◆ RECORDED INFORMATION
*-*-*

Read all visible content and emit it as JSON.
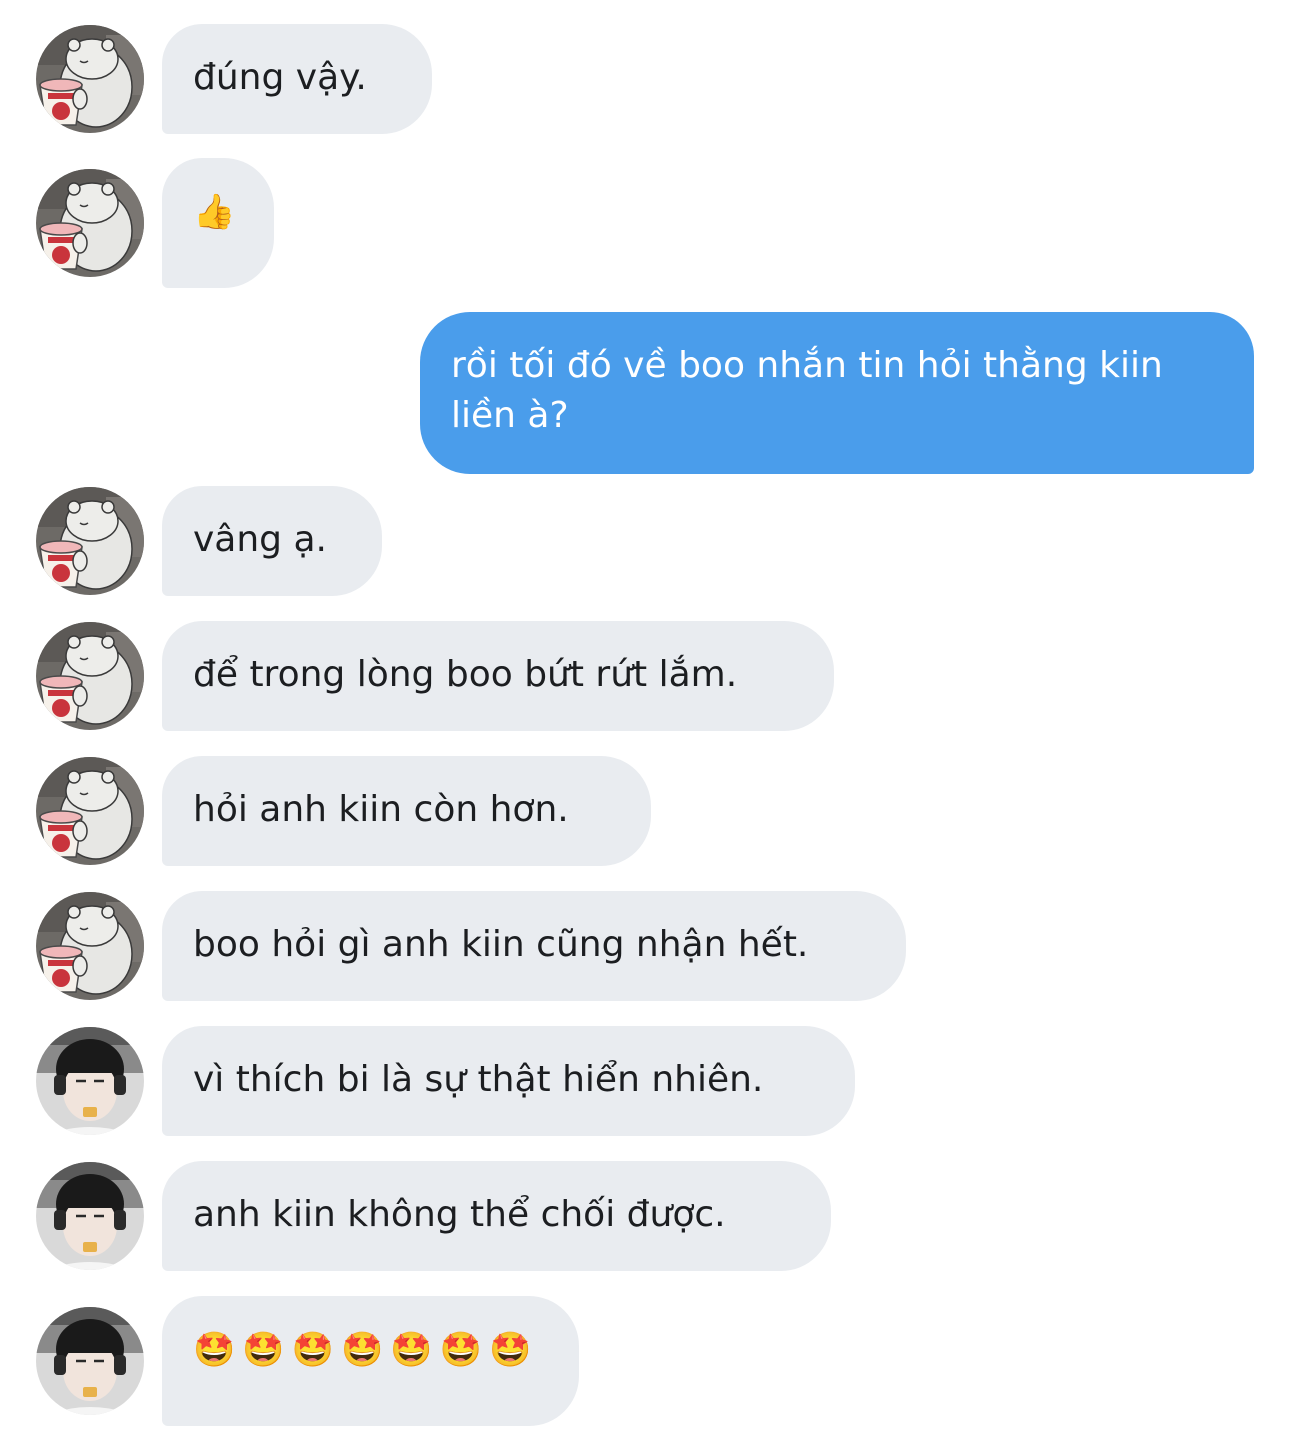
{
  "conversation": {
    "messages": [
      {
        "side": "in",
        "sender": "bear",
        "text": "đúng vậy."
      },
      {
        "side": "in",
        "sender": "bear",
        "text": "👍"
      },
      {
        "side": "out",
        "text": "rồi tối đó về boo nhắn tin hỏi thằng kiin liền à?"
      },
      {
        "side": "in",
        "sender": "bear",
        "text": "vâng ạ."
      },
      {
        "side": "in",
        "sender": "bear",
        "text": "để trong lòng boo bứt rứt lắm."
      },
      {
        "side": "in",
        "sender": "bear",
        "text": "hỏi anh kiin còn hơn."
      },
      {
        "side": "in",
        "sender": "bear",
        "text": "boo hỏi gì anh kiin cũng nhận hết."
      },
      {
        "side": "in",
        "sender": "person",
        "text": "vì thích bi là sự thật hiển nhiên."
      },
      {
        "side": "in",
        "sender": "person",
        "text": "anh kiin không thể chối được."
      },
      {
        "side": "in",
        "sender": "person",
        "emojis": [
          "🤩",
          "🤩",
          "🤩",
          "🤩",
          "🤩",
          "🤩",
          "🤩"
        ]
      }
    ]
  },
  "colors": {
    "incoming_bubble": "#e9ecf0",
    "outgoing_bubble": "#4a9deb",
    "incoming_text": "#1c1e21",
    "outgoing_text": "#ffffff"
  },
  "icons": {
    "bear_avatar": "bear-with-ice-cream-icon",
    "person_avatar": "person-photo-icon",
    "thumbs_up": "thumbs-up-icon",
    "star_struck": "star-struck-emoji-icon"
  }
}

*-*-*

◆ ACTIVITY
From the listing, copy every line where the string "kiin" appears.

◆ ANSWER SECTION
        "text": "rồi tối đó về boo nhắn tin hỏi thằng kiin liền à?"
        "text": "hỏi anh kiin còn hơn."
        "text": "boo hỏi gì anh kiin cũng nhận hết."
        "text": "anh kiin không thể chối được."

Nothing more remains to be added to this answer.